Friday the 13th Superstitions; There’s an App for That!
Kristen M. Foster
Did you know that this is your first chance at a Friday the 13th in 2013? We will have two this year, the next in December. Last year the odds were in the infamous day’s favor, with three occurrences landing in 2012.
Your Smartphone has you covered though for all the apps you might require on this most fearful of days.
The Superstitions app will feed you all the superstitions you could desire just by clicking, “Another Superstition!” It is Free for iPhone, iPad, iPod touch.
After brushing up on your superstition knowledge, grab the Superstitions & Magic Trivia Quiz and answer multiple-choice questions either solo or with your friends (or your favorite Great Aunt who is always warning you about tingling ears or itchy palms). It is $0.99 for iPhone, iPad, iPod touch.
And to make sure Friday the 13th doesn’t sneak up on you again, there’s the irreplaceable (except by your calendar) Friday 13th app, which promises to count you down until the next. If your calendar needs a backup, this one is $0.99 for iPhone, iPad, iPod touch.
My favorite find however is the Touche du bois! app—that is French for “Knock on Wood,” extract minds from gutters. Though the app seems to only be available in French, you can pick which wood you would like to knock on and it saves you from carrying around that pesky block of pine in your purse. It is Free for iPhone, iPad, iPod touch.
So what is it about this day that makes us so wary? According to a National Geographic feature, it is deep-seated in Western culture. And, the experts say, once the seeds are planted in a culture, or even in a family, “we tend to honor them… You feel like if you are going to ignore it, you are tempting fate,” explains Thomas Gilovich, a professor of psychology at Cornell University.
The feature ties many of the traditions around the day Friday—the day on which Jesus Christ is said to have been crucified, previously known as hangman’s day—and the numeral 13—the number of guests at the Last Supper, Judas having been called the 13th guest—to the Bible. But, the feature further explains that other cultures tend to adopt these taboo dates because of the principle that if an object resembles something with a negative connotation, that object—for example, the numeral 13—and those objects associated with it are considered related and therefore adopt the negative traits of the original. Example: 13 attendees at the Last Supper renders 13 unlucky in any case.

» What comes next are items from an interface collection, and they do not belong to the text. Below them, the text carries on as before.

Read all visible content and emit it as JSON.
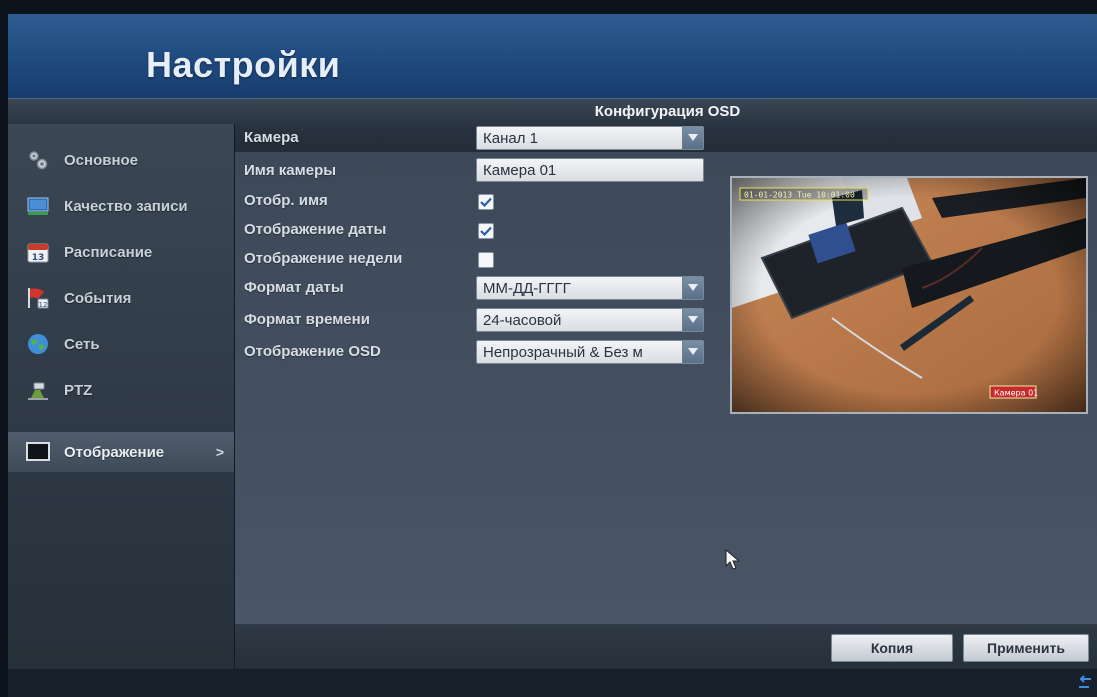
{
  "header": {
    "title": "Настройки"
  },
  "section": {
    "title": "Конфигурация OSD"
  },
  "sidebar": {
    "items": [
      {
        "label": "Основное"
      },
      {
        "label": "Качество записи"
      },
      {
        "label": "Расписание"
      },
      {
        "label": "События"
      },
      {
        "label": "Сеть"
      },
      {
        "label": "PTZ"
      },
      {
        "label": "Отображение",
        "active": true,
        "arrow": ">"
      }
    ]
  },
  "form": {
    "camera": {
      "label": "Камера",
      "value": "Канал 1"
    },
    "camera_name": {
      "label": "Имя камеры",
      "value": "Камера 01"
    },
    "show_name": {
      "label": "Отобр. имя",
      "checked": true
    },
    "show_date": {
      "label": "Отображение даты",
      "checked": true
    },
    "show_week": {
      "label": "Отображение недели",
      "checked": false
    },
    "date_format": {
      "label": "Формат даты",
      "value": "ММ-ДД-ГГГГ"
    },
    "time_format": {
      "label": "Формат времени",
      "value": "24-часовой"
    },
    "osd_display": {
      "label": "Отображение OSD",
      "value": "Непрозрачный & Без м"
    }
  },
  "preview": {
    "date_overlay": "01-01-2013 Tue 10:01:00",
    "name_overlay": "Камера 01"
  },
  "buttons": {
    "copy": "Копия",
    "apply": "Применить"
  },
  "colors": {
    "header": "#1f4a80",
    "accent": "#5a6f88",
    "panel": "#4a5666"
  }
}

For those of us who would imagine a little superstition about an occasional date has little impact on our daily lives, consider this statistic from Donald Dossey, a folklore historian and founder of the Stress Management Center and Phobia Institute in Asheville, North Carolina. He says, “It’s been estimated that [US] $800 or $900 million is lost in business on this day because people will not fly or do business they normally would do.”

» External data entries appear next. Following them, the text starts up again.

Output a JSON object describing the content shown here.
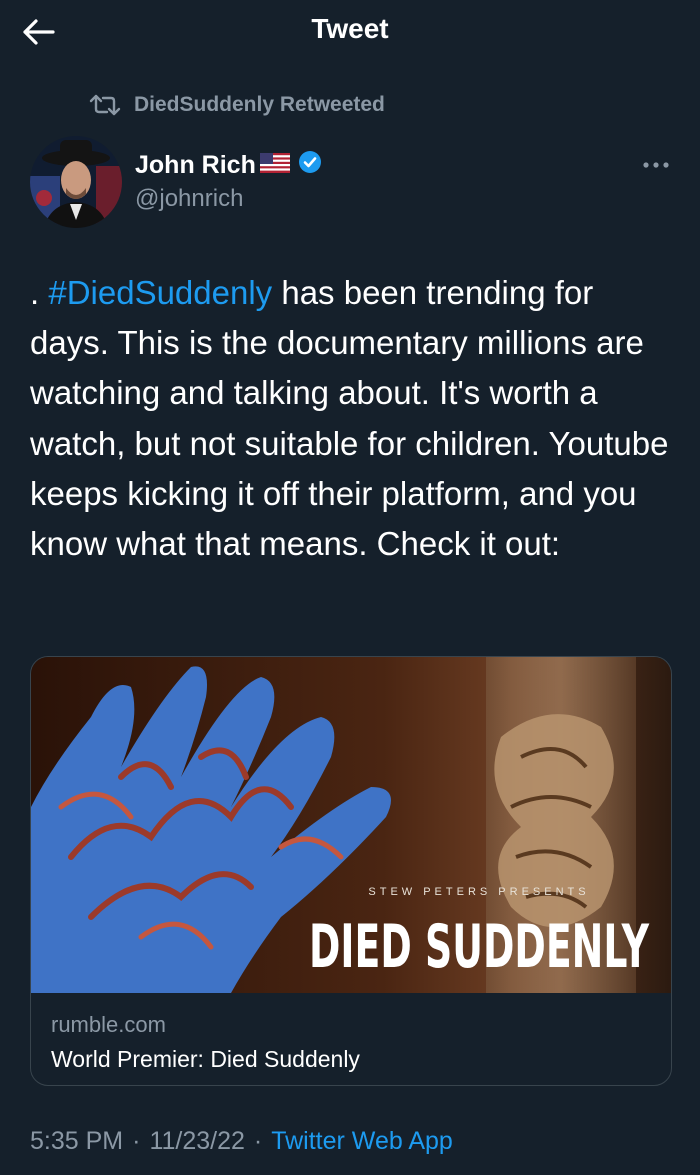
{
  "header": {
    "title": "Tweet",
    "back_icon": "arrow-left-icon"
  },
  "retweet": {
    "text": "DiedSuddenly Retweeted",
    "icon": "retweet-icon"
  },
  "author": {
    "name": "John Rich",
    "handle": "@johnrich",
    "flag_icon": "us-flag-icon",
    "verified_icon": "verified-badge-icon",
    "more_icon": "more-horizontal-icon"
  },
  "tweet": {
    "prefix": ". ",
    "hashtag": "#DiedSuddenly",
    "body": " has been trending for days. This is the documentary millions are watching and talking about. It's worth a watch, but not suitable for children. Youtube keeps kicking it off their platform, and you know what that means. Check it out:"
  },
  "card": {
    "image_subtitle": "STEW PETERS PRESENTS",
    "image_title": "DIED SUDDENLY",
    "domain": "rumble.com",
    "title": "World Premier: Died Suddenly"
  },
  "meta": {
    "time": "5:35 PM",
    "separator": "·",
    "date": "11/23/22",
    "source": "Twitter Web App"
  },
  "colors": {
    "background": "#15202b",
    "text": "#ffffff",
    "secondary": "#8b98a5",
    "accent": "#1d9bf0",
    "border": "#38444d"
  }
}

If you are willing to trade centuries of tradition for optimum airplane seating, then Friday the 13th might be your day to fly. I’ll bring my Touch du bois! app.[Image via iTunes.]